The Bush administration is designing a new nuclear warhead that will replace aging stockpiles of weapons and counter emerging threats, according to Energy Department officials.
The Reliable Replacement Warhead is being drawn up at two Energy Department nuclear weapons laboratories and, if produced, would be the first new strategic warhead in more than a decade.
The warhead is part of a nuclear modernization program revealed Wednesday before the House Armed Services subcommittee on strategic forces by Thomas P. D’Agostino, deputy administrator for defense programs in the department’s National Nuclear Security Administration (NNSA).
“It will improve the performance of individual warheads, and it will let us transform the infrastructure to be much more responsive, and because it does these things, it will allow us to keep far fewer warheads …,” NNSA Director Linton Brooks said in an interview yesterday.
Mr. Brooks said the warhead has very good support in Congress, which must fund the program. If the design is approved in November, it could be developed and produced by 2012, he said.
Mr. Brooks said the warhead is in many ways a “component replacement” program but that so many replacements and upgrades will be made that it could be considered new. It will be easier to build, use less dangerous materials and will involve new designs for greater safety, security and greater performance margins, he said.
The warhead has been described by U.S. officials as having a “modular” design that will allow it to be adapted to various delivery systems, including missiles, bombers or submarines.

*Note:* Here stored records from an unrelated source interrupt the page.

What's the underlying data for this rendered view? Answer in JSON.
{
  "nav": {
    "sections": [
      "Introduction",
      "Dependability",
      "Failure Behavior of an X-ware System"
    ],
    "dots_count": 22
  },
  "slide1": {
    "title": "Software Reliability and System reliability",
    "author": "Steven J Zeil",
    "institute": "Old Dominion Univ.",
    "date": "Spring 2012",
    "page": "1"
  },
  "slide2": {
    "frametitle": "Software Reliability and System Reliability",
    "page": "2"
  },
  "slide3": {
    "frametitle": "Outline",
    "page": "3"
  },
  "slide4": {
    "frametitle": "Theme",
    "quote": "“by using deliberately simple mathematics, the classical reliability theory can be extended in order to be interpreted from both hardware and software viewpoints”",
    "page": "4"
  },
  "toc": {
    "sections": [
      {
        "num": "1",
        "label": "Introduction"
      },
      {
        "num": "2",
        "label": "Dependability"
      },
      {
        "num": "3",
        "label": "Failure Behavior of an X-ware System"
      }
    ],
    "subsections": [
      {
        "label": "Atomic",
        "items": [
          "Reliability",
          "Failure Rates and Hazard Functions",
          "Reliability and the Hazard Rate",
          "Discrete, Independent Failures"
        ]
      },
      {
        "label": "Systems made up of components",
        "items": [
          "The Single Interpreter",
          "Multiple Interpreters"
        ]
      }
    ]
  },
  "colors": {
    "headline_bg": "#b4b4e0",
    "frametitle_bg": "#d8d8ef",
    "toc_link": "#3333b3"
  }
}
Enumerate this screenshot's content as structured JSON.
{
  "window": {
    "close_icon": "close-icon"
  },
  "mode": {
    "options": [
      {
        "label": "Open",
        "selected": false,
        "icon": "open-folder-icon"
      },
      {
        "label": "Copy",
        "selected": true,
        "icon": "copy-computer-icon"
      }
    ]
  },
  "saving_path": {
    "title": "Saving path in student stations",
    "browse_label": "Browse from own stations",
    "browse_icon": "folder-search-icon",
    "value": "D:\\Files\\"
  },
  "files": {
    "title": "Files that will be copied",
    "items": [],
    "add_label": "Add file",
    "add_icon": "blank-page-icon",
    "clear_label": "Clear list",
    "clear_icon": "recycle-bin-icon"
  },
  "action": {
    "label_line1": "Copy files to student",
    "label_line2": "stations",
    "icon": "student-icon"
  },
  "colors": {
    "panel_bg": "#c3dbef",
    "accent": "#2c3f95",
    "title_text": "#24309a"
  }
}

“These replacement warheads have the same military characteristics, are carried on the same types of delivery systems and hold at risk the same targets as the warheads they replaced, but they have been redesigned for reliability, security and ease of maintenance,” Mr. D’Agostino said.
Modernizing the U.S. nuclear weapons complex is needed to counter “unanticipated events or emerging threats,” he said. It also will boost “the ability to anticipate innovations by an adversary and to counter them before our deterrent is degraded,” he said.
The U.S. nuclear modernization effort comes as both China and Russia are building up their strategic nuclear forces. Both nations were described in a recent Pentagon study as states at “strategic crossroads.”
China is deploying three new types of long-range nuclear missiles, and Russia has developed new strategic missiles designed to defeat U.S. missile defenses.
Marine Corps Gen. James E. Cartwright, commander of the U.S. Strategic Command, told the Senate Armed Services Committee last week that he supports the new warhead. The replacement warhead is “the key to transforming our aging Cold War nuclear weapons stockpile,” Gen. Cartwright said.
The U.S. nuclear warhead arsenal is being cut from about 10,000 warheads to about 6,000 over the next six years.
Another key goal of the new warhead program is to restore the infrastructure for producing nuclear weapons that has decreased sharply in both people and facilities since the collapse of the Soviet Union in 1991.